↓

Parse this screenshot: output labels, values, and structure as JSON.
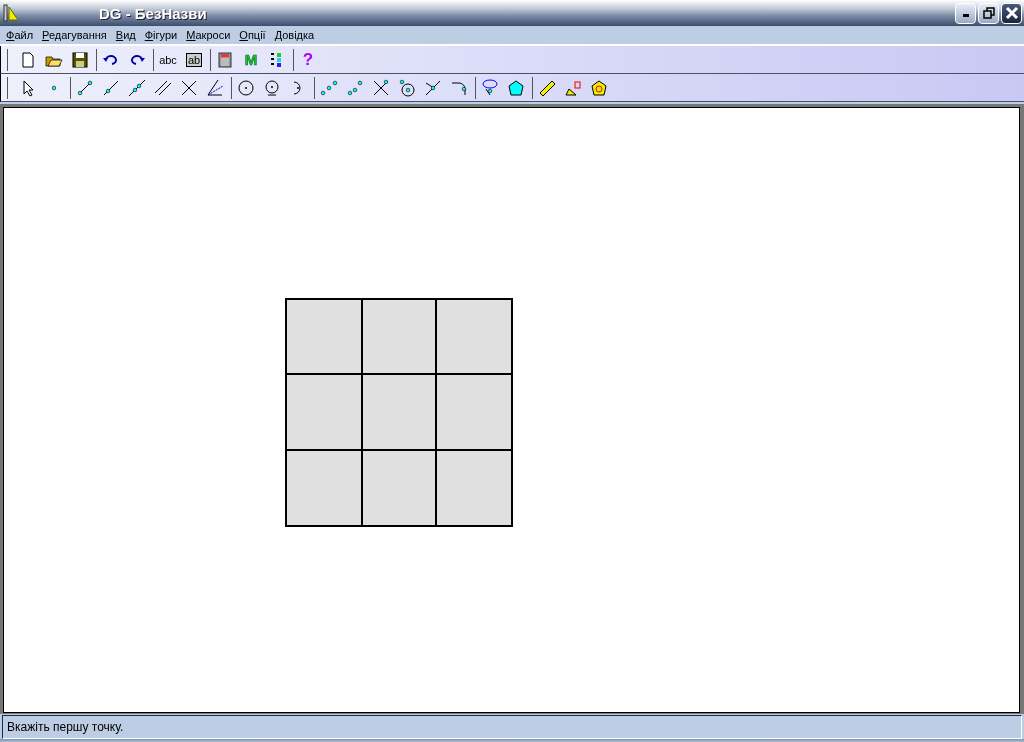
{
  "window": {
    "title": "DG - БезНазви"
  },
  "menu": [
    {
      "label": "Файл"
    },
    {
      "label": "Редагування"
    },
    {
      "label": "Вид"
    },
    {
      "label": "Фігури"
    },
    {
      "label": "Макроси"
    },
    {
      "label": "Опції"
    },
    {
      "label": "Довідка"
    }
  ],
  "toolbar": {
    "text_tool": "abc",
    "label_tool": "ab",
    "macro_tool": "M",
    "help": "?"
  },
  "status_bar": {
    "text": "Вкажіть першу точку."
  }
}
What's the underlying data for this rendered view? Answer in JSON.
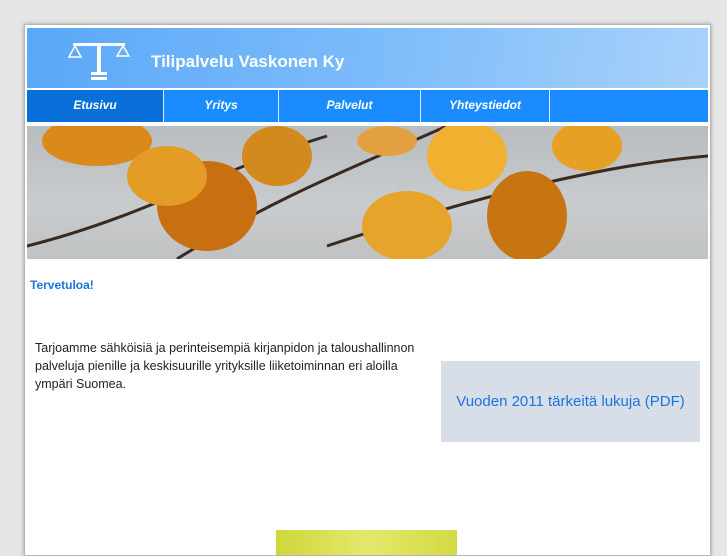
{
  "header": {
    "title": "Tilipalvelu Vaskonen Ky",
    "logo_icon": "scales-icon"
  },
  "nav": {
    "items": [
      {
        "label": "Etusivu",
        "active": true
      },
      {
        "label": "Yritys"
      },
      {
        "label": "Palvelut"
      },
      {
        "label": "Yhteystiedot"
      }
    ]
  },
  "main": {
    "welcome": "Tervetuloa!",
    "intro": "Tarjoamme sähköisiä ja perinteisempiä kirjanpidon ja taloushallinnon palveluja pienille ja keskisuurille yrityksille liiketoiminnan eri aloilla ympäri Suomea.",
    "pdf_link": "Vuoden 2011 tärkeitä lukuja (PDF)"
  },
  "colors": {
    "header": "#5aa8f8",
    "nav": "#1a8cff",
    "nav_active": "#0a6fd8",
    "link": "#1a74e0",
    "pdf_box": "#d8dee8"
  }
}
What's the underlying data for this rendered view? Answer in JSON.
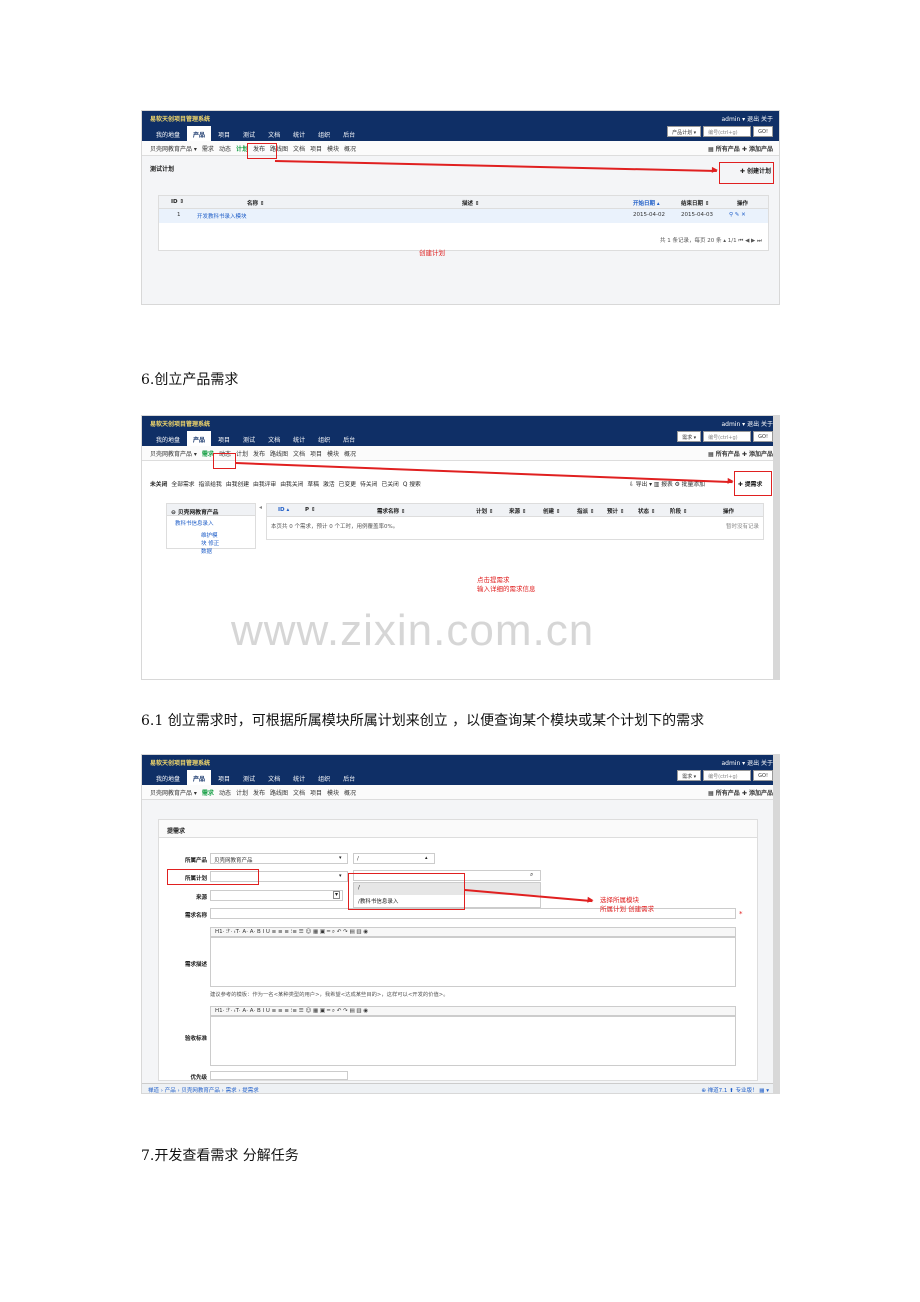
{
  "app": {
    "title": "易软天创项目管理系统",
    "user_menu": "admin ▾  退出  关于",
    "nav": [
      "我的地盘",
      "产品",
      "项目",
      "测试",
      "文档",
      "统计",
      "组织",
      "后台"
    ],
    "go": "GO!",
    "search_placeholder": "编号(ctrl+g)"
  },
  "shot1": {
    "search_type": "产品计划 ▾",
    "subnav": [
      "贝壳网教育产品 ▾",
      "需求",
      "动态",
      "计划",
      "发布",
      "路线图",
      "文档",
      "项目",
      "模块",
      "概况"
    ],
    "right_links": "▦ 所有产品  ✚ 添加产品",
    "panel_title": "测试计划",
    "create_btn": "✚ 创建计划",
    "columns": [
      "ID ⇕",
      "名称 ⇕",
      "描述 ⇕",
      "开始日期 ▴",
      "结束日期 ⇕",
      "操作"
    ],
    "row": [
      "1",
      "开发教科书录入模块",
      "",
      "2015-04-02",
      "2015-04-03",
      "⚲ ✎ ✕"
    ],
    "pager": "共 1 条记录，每页 20 条 ▴  1/1   ⏮  ◀  ▶  ⏭",
    "annotation": "创建计划"
  },
  "heading6": "6.创立产品需求",
  "shot2": {
    "search_type": "需求 ▾",
    "subnav": [
      "贝壳网教育产品 ▾",
      "需求",
      "动态",
      "计划",
      "发布",
      "路线图",
      "文档",
      "项目",
      "模块",
      "概况"
    ],
    "right_links": "▦ 所有产品  ✚ 添加产品",
    "filters": [
      "未关闭",
      "全部需求",
      "指派给我",
      "由我创建",
      "由我评审",
      "由我关闭",
      "草稿",
      "激活",
      "已变更",
      "待关闭",
      "已关闭",
      "Q 搜索"
    ],
    "actions": "⇩ 导出 ▾   ▥ 报表   ⚙ 批量添加",
    "create_btn": "✚ 提需求",
    "tree_title": "⊖ 贝壳网教育产品",
    "tree_item": "教科书信息录入",
    "tree_links": "维护模块 修正数据",
    "columns": [
      "ID ▴",
      "P ⇕",
      "需求名称 ⇕",
      "计划 ⇕",
      "来源 ⇕",
      "创建 ⇕",
      "指派 ⇕",
      "预计 ⇕",
      "状态 ⇕",
      "阶段 ⇕",
      "操作"
    ],
    "summary": "本页共 0 个需求，预计 0 个工时，用例覆盖率0%。",
    "no_records": "暂时没有记录",
    "annotation": [
      "点击提需求",
      "输入详细的需求信息"
    ],
    "watermark": "www.zixin.com.cn"
  },
  "heading61": "6.1 创立需求时，可根据所属模块所属计划来创立 ，以便查询某个模块或某个计划下的需求",
  "shot3": {
    "search_type": "需求 ▾",
    "subnav": [
      "贝壳网教育产品 ▾",
      "需求",
      "动态",
      "计划",
      "发布",
      "路线图",
      "文档",
      "项目",
      "模块",
      "概况"
    ],
    "right_links": "▦ 所有产品  ✚ 添加产品",
    "form_title": "提需求",
    "labels": [
      "所属产品",
      "所属计划",
      "来源",
      "需求名称",
      "需求描述",
      "验收标准",
      "优先级"
    ],
    "product_value": "贝壳网教育产品",
    "module_value": "/",
    "dropdown_items": [
      "/",
      "/教科书信息录入"
    ],
    "editor_toolbar": "H1·  ℱ·  ₜT·   A·  A·  B  I  U   ≡  ≡  ≡  ⁝≡  ☰   ☺  ▦  ▣  ═   ⌕  ↶  ↷  ▤  ▥  ◉",
    "template_hint": "建议参考的模板：作为一名<某种类型的用户>，我希望<达成某些目的>，这样可以<开发的价值>。",
    "required": "*",
    "annotation": [
      "选择所属模块",
      "所属计划 创建需求"
    ],
    "status_left": "禅道 › 产品 › 贝壳网教育产品 › 需求 › 提需求",
    "status_right": "⊕ 禅道7.1   ⬆ 专业版！  ▦ ▾"
  },
  "heading7": "7.开发查看需求  分解任务"
}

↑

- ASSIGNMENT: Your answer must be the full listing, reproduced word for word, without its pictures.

- SOLUTION TO THE EXERCISE:
Parse this screenshot: output labels, values, and structure as JSON.
{
  "window": {
    "title": "DG - БезНазви"
  },
  "menu": [
    {
      "label": "Файл"
    },
    {
      "label": "Редагування"
    },
    {
      "label": "Вид"
    },
    {
      "label": "Фігури"
    },
    {
      "label": "Макроси"
    },
    {
      "label": "Опції"
    },
    {
      "label": "Довідка"
    }
  ],
  "toolbar": {
    "text_tool": "abc",
    "label_tool": "ab",
    "macro_tool": "M",
    "help": "?"
  },
  "status_bar": {
    "text": "Вкажіть першу точку."
  }
}
What's the underlying data for this rendered view? Answer in JSON.
{
  "header": {
    "title": "Tilipalvelu Vaskonen Ky",
    "logo_icon": "scales-icon"
  },
  "nav": {
    "items": [
      {
        "label": "Etusivu",
        "active": true
      },
      {
        "label": "Yritys"
      },
      {
        "label": "Palvelut"
      },
      {
        "label": "Yhteystiedot"
      }
    ]
  },
  "main": {
    "welcome": "Tervetuloa!",
    "intro": "Tarjoamme sähköisiä ja perinteisempiä kirjanpidon ja taloushallinnon palveluja pienille ja keskisuurille yrityksille liiketoiminnan eri aloilla ympäri Suomea.",
    "pdf_link": "Vuoden 2011 tärkeitä lukuja (PDF)"
  },
  "colors": {
    "header": "#5aa8f8",
    "nav": "#1a8cff",
    "nav_active": "#0a6fd8",
    "link": "#1a74e0",
    "pdf_box": "#d8dee8"
  }
}
What's the underlying data for this rendered view? Answer in JSON.
{
  "app": {
    "title": "易软天创项目管理系统",
    "user_menu": "admin ▾  退出  关于",
    "nav": [
      "我的地盘",
      "产品",
      "项目",
      "测试",
      "文档",
      "统计",
      "组织",
      "后台"
    ],
    "go": "GO!",
    "search_placeholder": "编号(ctrl+g)"
  },
  "shot1": {
    "search_type": "产品计划 ▾",
    "subnav": [
      "贝壳网教育产品 ▾",
      "需求",
      "动态",
      "计划",
      "发布",
      "路线图",
      "文档",
      "项目",
      "模块",
      "概况"
    ],
    "right_links": "▦ 所有产品  ✚ 添加产品",
    "panel_title": "测试计划",
    "create_btn": "✚ 创建计划",
    "columns": [
      "ID ⇕",
      "名称 ⇕",
      "描述 ⇕",
      "开始日期 ▴",
      "结束日期 ⇕",
      "操作"
    ],
    "row": [
      "1",
      "开发教科书录入模块",
      "",
      "2015-04-02",
      "2015-04-03",
      "⚲ ✎ ✕"
    ],
    "pager": "共 1 条记录，每页 20 条 ▴  1/1   ⏮  ◀  ▶  ⏭",
    "annotation": "创建计划"
  },
  "heading6": "6.创立产品需求",
  "shot2": {
    "search_type": "需求 ▾",
    "subnav": [
      "贝壳网教育产品 ▾",
      "需求",
      "动态",
      "计划",
      "发布",
      "路线图",
      "文档",
      "项目",
      "模块",
      "概况"
    ],
    "right_links": "▦ 所有产品  ✚ 添加产品",
    "filters": [
      "未关闭",
      "全部需求",
      "指派给我",
      "由我创建",
      "由我评审",
      "由我关闭",
      "草稿",
      "激活",
      "已变更",
      "待关闭",
      "已关闭",
      "Q 搜索"
    ],
    "actions": "⇩ 导出 ▾   ▥ 报表   ⚙ 批量添加",
    "create_btn": "✚ 提需求",
    "tree_title": "⊖ 贝壳网教育产品",
    "tree_item": "教科书信息录入",
    "tree_links": "维护模块 修正数据",
    "columns": [
      "ID ▴",
      "P ⇕",
      "需求名称 ⇕",
      "计划 ⇕",
      "来源 ⇕",
      "创建 ⇕",
      "指派 ⇕",
      "预计 ⇕",
      "状态 ⇕",
      "阶段 ⇕",
      "操作"
    ],
    "summary": "本页共 0 个需求，预计 0 个工时，用例覆盖率0%。",
    "no_records": "暂时没有记录",
    "annotation": [
      "点击提需求",
      "输入详细的需求信息"
    ],
    "watermark": "www.zixin.com.cn"
  },
  "heading61": "6.1 创立需求时，可根据所属模块所属计划来创立 ，以便查询某个模块或某个计划下的需求",
  "shot3": {
    "search_type": "需求 ▾",
    "subnav": [
      "贝壳网教育产品 ▾",
      "需求",
      "动态",
      "计划",
      "发布",
      "路线图",
      "文档",
      "项目",
      "模块",
      "概况"
    ],
    "right_links": "▦ 所有产品  ✚ 添加产品",
    "form_title": "提需求",
    "labels": [
      "所属产品",
      "所属计划",
      "来源",
      "需求名称",
      "需求描述",
      "验收标准",
      "优先级"
    ],
    "product_value": "贝壳网教育产品",
    "module_value": "/",
    "dropdown_items": [
      "/",
      "/教科书信息录入"
    ],
    "editor_toolbar": "H1·  ℱ·  ₜT·   A·  A·  B  I  U   ≡  ≡  ≡  ⁝≡  ☰   ☺  ▦  ▣  ═   ⌕  ↶  ↷  ▤  ▥  ◉",
    "template_hint": "建议参考的模板：作为一名<某种类型的用户>，我希望<达成某些目的>，这样可以<开发的价值>。",
    "required": "*",
    "annotation": [
      "选择所属模块",
      "所属计划 创建需求"
    ],
    "status_left": "禅道 › 产品 › 贝壳网教育产品 › 需求 › 提需求",
    "status_right": "⊕ 禅道7.1   ⬆ 专业版！  ▦ ▾"
  },
  "heading7": "7.开发查看需求  分解任务"
}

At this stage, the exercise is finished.